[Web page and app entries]
::::::::::

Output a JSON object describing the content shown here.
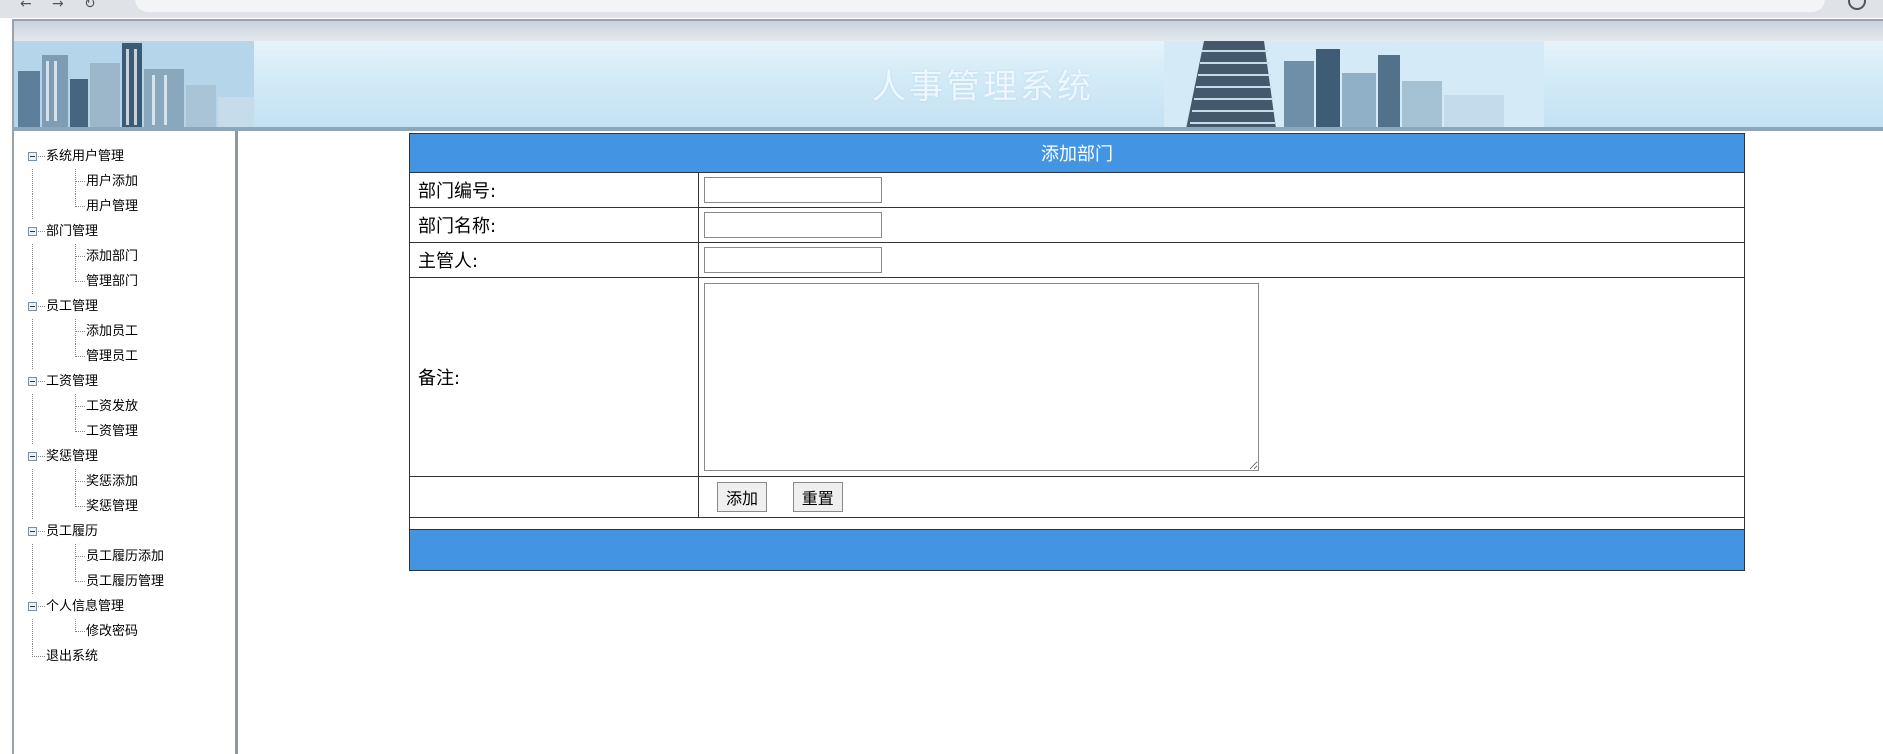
{
  "header": {
    "title": "人事管理系统"
  },
  "sidebar": {
    "groups": [
      {
        "label": "系统用户管理",
        "children": [
          "用户添加",
          "用户管理"
        ]
      },
      {
        "label": "部门管理",
        "children": [
          "添加部门",
          "管理部门"
        ]
      },
      {
        "label": "员工管理",
        "children": [
          "添加员工",
          "管理员工"
        ]
      },
      {
        "label": "工资管理",
        "children": [
          "工资发放",
          "工资管理"
        ]
      },
      {
        "label": "奖惩管理",
        "children": [
          "奖惩添加",
          "奖惩管理"
        ]
      },
      {
        "label": "员工履历",
        "children": [
          "员工履历添加",
          "员工履历管理"
        ]
      },
      {
        "label": "个人信息管理",
        "children": [
          "修改密码"
        ]
      }
    ],
    "exit_label": "退出系统"
  },
  "form": {
    "title": "添加部门",
    "dept_id_label": "部门编号:",
    "dept_id_value": "",
    "dept_name_label": "部门名称:",
    "dept_name_value": "",
    "manager_label": "主管人:",
    "manager_value": "",
    "notes_label": "备注:",
    "notes_value": "",
    "add_button": "添加",
    "reset_button": "重置"
  },
  "colors": {
    "accent": "#4395e3",
    "banner": "#d4ebf7"
  }
}
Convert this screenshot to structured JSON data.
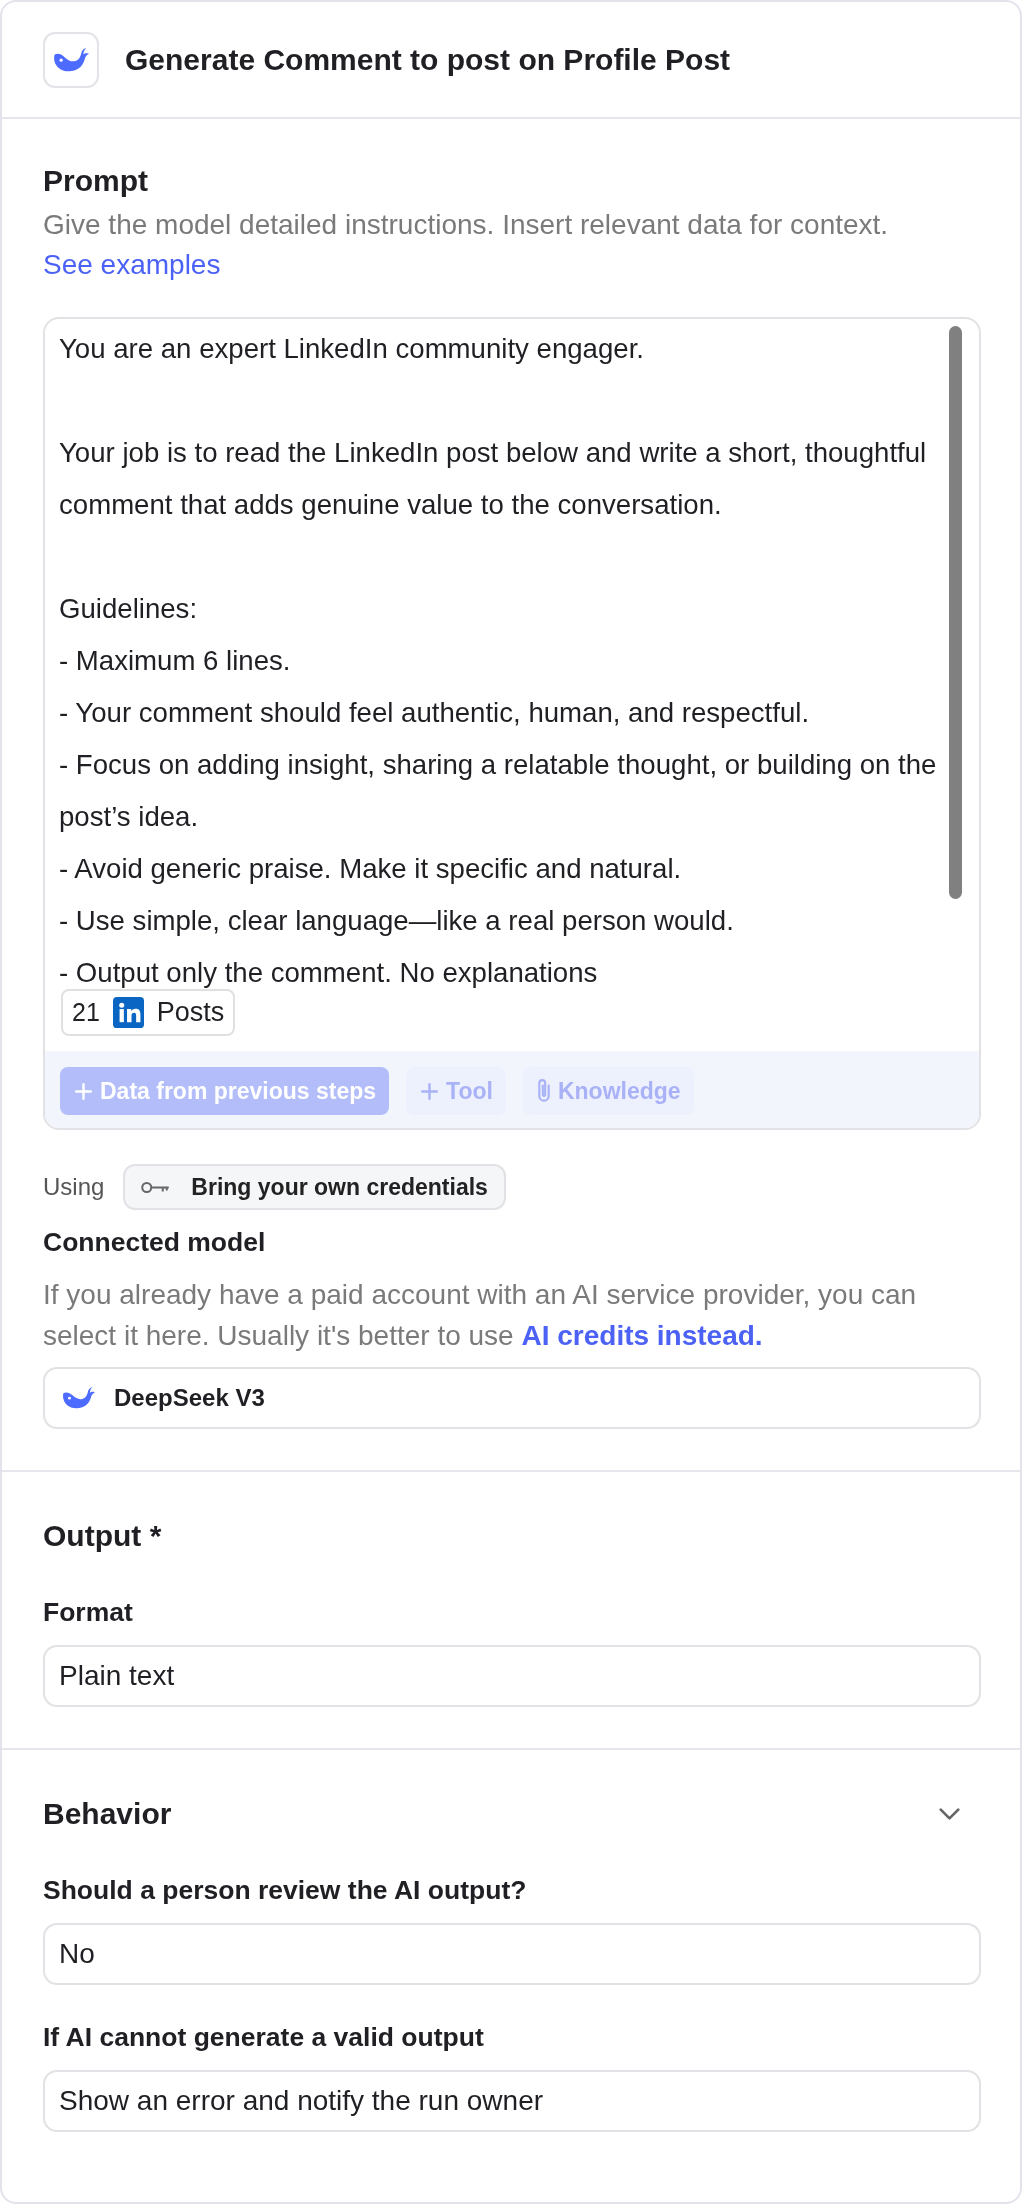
{
  "header": {
    "title": "Generate Comment to post on Profile Post"
  },
  "prompt": {
    "heading": "Prompt",
    "description": "Give the model detailed instructions. Insert relevant data for context.",
    "link": "See examples",
    "paragraphs": [
      {
        "lines": [
          "You are an expert LinkedIn community engager."
        ]
      },
      {
        "lines": [
          "Your job is to read the LinkedIn post below and write a short, thoughtful comment that adds genuine value to the conversation."
        ]
      },
      {
        "lines": [
          "Guidelines:",
          "- Maximum 6 lines.",
          "- Your comment should feel authentic, human, and respectful.",
          "- Focus on adding insight, sharing a relatable thought, or building on the post’s idea.",
          "- Avoid generic praise. Make it specific and natural.",
          "- Use simple, clear language—like a real person would.",
          "- Output only the comment. No explanations"
        ]
      }
    ],
    "variable": {
      "count": "21",
      "label": "Posts"
    },
    "toolbar": [
      {
        "kind": "primary",
        "label": "Data from previous steps",
        "disabled": true
      },
      {
        "kind": "add",
        "label": "Tool",
        "disabled": true
      },
      {
        "kind": "attach",
        "label": "Knowledge",
        "disabled": true
      }
    ]
  },
  "credentials": {
    "label": "Using",
    "button": "Bring your own credentials"
  },
  "connected_model": {
    "heading": "Connected model",
    "description": "If you already have a paid account with an AI service provider, you can select it here. Usually it's better to use",
    "link": "AI credits instead.",
    "value": "DeepSeek V3"
  },
  "output": {
    "heading": "Output *",
    "fields": [
      {
        "label": "Format",
        "value": "Plain text"
      }
    ]
  },
  "behavior": {
    "heading": "Behavior",
    "fields": [
      {
        "label": "Should a person review the AI output?",
        "value": "No"
      },
      {
        "label": "If AI cannot generate a valid output",
        "value": "Show an error and notify the run owner"
      }
    ]
  }
}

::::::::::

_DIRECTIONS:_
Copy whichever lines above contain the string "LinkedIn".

_EXERCISE RESULT:_
          "You are an expert LinkedIn community engager."
          "Your job is to read the LinkedIn post below and write a short, thoughtful comment that adds genuine value to the conversation."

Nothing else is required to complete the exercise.